Suicide Rates Did Not Decrease When Antidepressant Drugs Were Introduced

Suicide rates were already declining before antidepressants were widely prescribed, so “logic dictates that antidepressant prescription cannot be the cause of the declining suicide rates during that period.”

Peter Simons

If antidepressant drugs worked to reduce suicide, we should see a decrease in suicide rates when antidepressants began to be widely adopted. This should be true around 1960 when the first-generation drugs emerged and even more pronounced around 1990 when the SSRIs exploded in popularity.

To test this, researchers looked at suicide rates in three countries—Italy, Austria, and Switzerland—over time. They found that there was no association between these time periods and suicide rates. The drugs did not appreciably change suicide rates at all.

“The introduction of antidepressants around 1960 and the sharp increase in prescriptions after 1990 with the introduction of the SSRIs did not coincide with trend changes in suicide rates in Italy, Austria or Switzerland,” the researchers write.

The association between antidepressant drugs and suicidality is controversial. Numerous studies have found that antidepressant drugs actually increase suicidality, especially in children and young adults. However, rarely, some studies have found unclear results, indicating that antidepressants may not have an appreciable effect on suicidality either way in adults (on average).

Some ecological studies have found that antidepressant prescription increases were associated with decreased suicide rates; however, these studies have methodological issues. For instance, they often cover short timeframes (rather than looking at when the drugs actually began to be prescribed widely). This hides situations where the suicide rate was already falling substantially before the drugs began to be used.

Thus, increased prescription of the drugs is statistically associated with decreased suicide—but the trend had already started before the drugs were being used, so they could not be the cause of the decreased suicide rate.
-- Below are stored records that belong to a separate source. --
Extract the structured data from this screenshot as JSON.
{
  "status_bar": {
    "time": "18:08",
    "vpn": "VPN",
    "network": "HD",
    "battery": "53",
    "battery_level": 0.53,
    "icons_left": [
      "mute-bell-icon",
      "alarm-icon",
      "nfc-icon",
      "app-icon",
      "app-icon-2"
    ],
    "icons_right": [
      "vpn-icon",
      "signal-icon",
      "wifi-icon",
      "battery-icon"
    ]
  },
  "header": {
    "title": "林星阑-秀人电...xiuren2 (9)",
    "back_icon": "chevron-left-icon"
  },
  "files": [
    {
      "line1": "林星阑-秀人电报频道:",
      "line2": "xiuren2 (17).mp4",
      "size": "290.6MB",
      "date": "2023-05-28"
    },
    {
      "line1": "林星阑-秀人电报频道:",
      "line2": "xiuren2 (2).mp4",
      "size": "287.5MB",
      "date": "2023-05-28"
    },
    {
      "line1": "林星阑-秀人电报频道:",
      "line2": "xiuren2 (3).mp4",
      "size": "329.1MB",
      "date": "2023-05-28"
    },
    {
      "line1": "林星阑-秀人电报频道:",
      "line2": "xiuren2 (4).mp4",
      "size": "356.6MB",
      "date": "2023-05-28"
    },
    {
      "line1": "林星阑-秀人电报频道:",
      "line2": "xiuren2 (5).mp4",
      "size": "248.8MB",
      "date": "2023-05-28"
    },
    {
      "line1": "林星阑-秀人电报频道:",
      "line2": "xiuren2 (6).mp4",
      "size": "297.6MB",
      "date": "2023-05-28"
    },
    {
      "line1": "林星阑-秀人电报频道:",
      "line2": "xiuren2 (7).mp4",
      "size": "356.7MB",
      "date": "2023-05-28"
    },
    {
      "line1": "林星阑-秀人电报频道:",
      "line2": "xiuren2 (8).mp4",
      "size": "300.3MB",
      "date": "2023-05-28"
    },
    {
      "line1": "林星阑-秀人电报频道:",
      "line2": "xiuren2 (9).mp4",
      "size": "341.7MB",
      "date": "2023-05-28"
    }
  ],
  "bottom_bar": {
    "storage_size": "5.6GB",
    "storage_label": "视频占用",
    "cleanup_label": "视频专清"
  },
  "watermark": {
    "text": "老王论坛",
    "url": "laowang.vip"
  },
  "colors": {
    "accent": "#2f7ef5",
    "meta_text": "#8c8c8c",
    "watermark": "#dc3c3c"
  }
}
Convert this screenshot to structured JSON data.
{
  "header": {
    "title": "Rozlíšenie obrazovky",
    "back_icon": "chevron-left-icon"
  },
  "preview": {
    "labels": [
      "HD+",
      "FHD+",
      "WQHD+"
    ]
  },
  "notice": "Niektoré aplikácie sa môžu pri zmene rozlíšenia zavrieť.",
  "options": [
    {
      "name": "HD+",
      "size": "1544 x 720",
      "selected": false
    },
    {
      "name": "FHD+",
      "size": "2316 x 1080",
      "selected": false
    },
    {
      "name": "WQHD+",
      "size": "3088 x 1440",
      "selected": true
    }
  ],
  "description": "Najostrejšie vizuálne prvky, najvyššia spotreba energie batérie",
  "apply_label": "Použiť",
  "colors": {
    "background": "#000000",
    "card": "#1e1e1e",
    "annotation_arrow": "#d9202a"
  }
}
However, proponents of antidepressant use claim that the drugs protect against suicidality. If so, it should be relatively easy to detect this result. Drugs used by tens of millions of people should have a noticeable trend effect right when they became mainstream—if they successfully prevent suicide.

Thus, in their new study, researchers Simone Amendola, Martin Plöderl, and Michael Hengartner analyzed the suicide rates in their respective home countries: Italy, Austria, and Switzerland. They looked at the long-term suicide rates over the decades from the early 1950s to the early 2010s, focusing on both the initial widespread use of MAOIs and TCAs in 1960 and the SSRI boom in 1990. They write:

“Reductions in suicide rates should mostly occur when new antidepressants are first introduced into a population, but there will be much less reduction as use spreads. As a result, assuming antidepressant prescriptions had a clear and sustained suicide-protective effect at the population level, we would expect (i) a decrease in suicide rates around 1960 when the first antidepressants were introduced and (ii) another decrease starting 1990 when the SSRIs were introduced.”

However, the researchers found that the suicide rate did not change at these time-points. For instance, in Italy and Switzerland, the suicide rate was already decreasing substantially since 1950, while a sharp increase in the suicide rate occurred in the late 1960s and early 1970s. For Austria, the suicide rate was relatively stable in the 1950s (neither increasing nor decreasing), but again increased substantially in the mid-1970s.

Similarly, the popularization of SSRIs was not associated with changes in suicide rates. In Switzerland, the suicide rate declined steeply from 1980 onward, before the new drugs took hold. In Austria, the same decline happened in the early 1980s—again, long before the big boom of 1990.

In Italy, the suicide rate changed drastically—but not around the time-points in question. It actually increased for men while decreasing for women, beginning in the early 1980s, nowhere near the 1990 time-point. A sharp decrease in suicides by men happened around 1998, and then another sharp increase in 2006. These changes appear unrelated to the big prescription boom around 1990.

The researchers write:

“Given that the decline in suicide rates beginning around 1980 in most countries (the putative effect) preceded the rise in antidepressant prescriptions after 1990 (the putative cause), logic dictates that antidepressant prescription cannot be the cause of the declining suicide rates during that period.”



Amendola, S., Plöderl, M., & Hengartner, M. P. (2020). Did the introduction and increased prescribing of antidepressants lead to changes in long-term trends of suicide rates? European Journal of Public Health, ckaa204. Published on 25 November 2020. (Link)


  1. Suicide never happened in indigenous societies.
    However on reservations it is now a major concern.
    Must be the genetics that predispose us to depression, or the genetics to be more, or less, “resilient”.

    I doubt very much that “anti-depressants” would help. Since they are not dealing with “depression”, but rather the fallout of oppression.

    Perhaps the drugmakers can create an “anti-oppression” drug for those who hold power over others.

  2. Sounds about right, when Thomas Insel stepped down as the head of the NIMH in 2015 he admitted that despite spending around twenty billion dollars on brain research during the thirteen years he was in charge they did not improve one measured outcome in mental health in any significant way.